How do you recommend state health officials plan ahead as the health and healthcare landscapes shift?

This question makes me think back to the H1N1 epidemic, which was a major challenge to the whole public health enterprise at the state, community, and national levels. At the time, I was interviewed on the news so frequently that I’d become a recognizable face in the community. At one press conference, I said, “It’s important to be alert but not alarmed.” And I think that applies to the change in policies that we’re dealing with today. As state health officials, we need to be hyper-vigilant and aware of potential shifts, but, in my view, it’s not productive to be alarmed and spend our time fretting. We need to be alert and then plan in advance for how states may adapt their budgets and deal with other changes.

I do think it is a particularly difficult task to anticipate change because the landscape seems to be shifting all the time in Washington. There is a common sense of anxiety, which is understandable because we don’t know what is coming. But we do know some of the proposals for health reform coming from Republicans in Congress and the Administration, each of which have common elements and some of which are not necessarily terrible for public health, aside from the potential for deep budget cuts. It’s just that these proposals, in my opinion, don’t constitute a replacement for ACA. At the end of the day, we need to be aware of what’s being talked about and identify if there are areas of concern for public health. Then we need to be thoughtful and come to the table prepared with alternative plans and ideas.

Which types of partnerships can state health officials develop to safeguard and optimize the health of all during times of change?

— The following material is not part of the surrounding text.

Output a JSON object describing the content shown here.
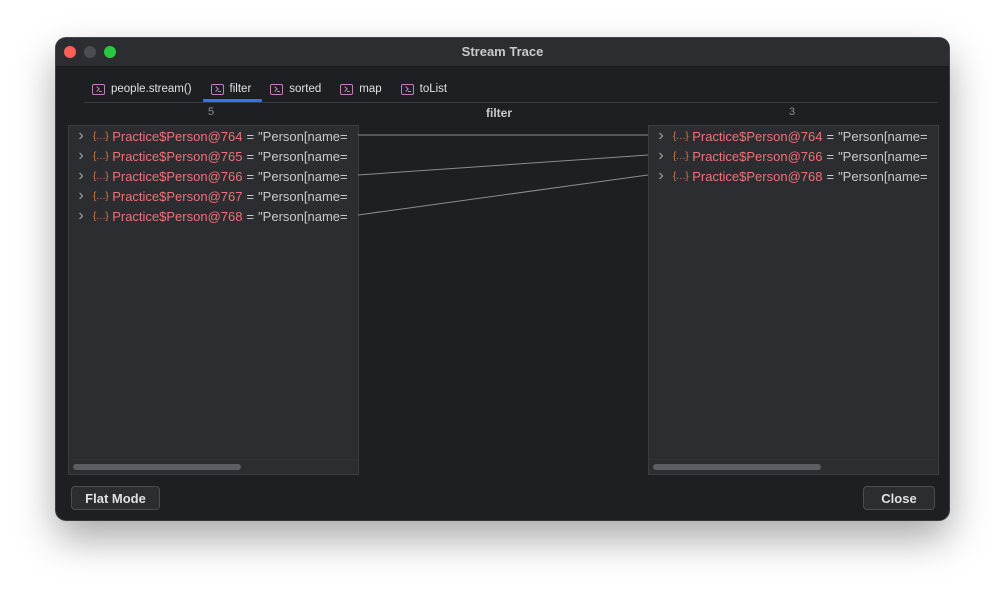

First, when you’re the state health officer, you are an employee and representative of the governor and you must defend the governor’s budget. You don’t propose what you would like or want instead. You must understand your responsibility to defend and seek support for your chief executive’s budget, whatever that might be, but you also need to collaborate closely with advocacy groups. They can say things that you cannot. If you have a good working relationship with advocacy organizations—be it patient or provider organizations, hospitals, or nonprofit organizations—they can carry the water for you. I’ll add a note of caution that health officials should not work around the governor to actively seek things beyond the proposed budget; however, these partnerships with advocacy groups are essential in helping to build bridges with the legislature and getting an appropriate budget to meet your public health responsibilities.

Do you see the role or capabilities of state health officers as being unique among other health and healthcare stakeholders?

Yes, they are unique among other stakeholders. A state health officer is the highest-level, official spokesperson for health in a state and should be the most recognized voice for public health. Also, public health leaders are what I call the “white hats.” They’re the good guys, meaning that public health doesn’t have a vested interest in anything other than sustaining the public health infrastructure and serving the whole population. This brings credibility and is a great opportunity to collaborate and work across the entire political spectrum, while keeping in mind the need to respect other points of view.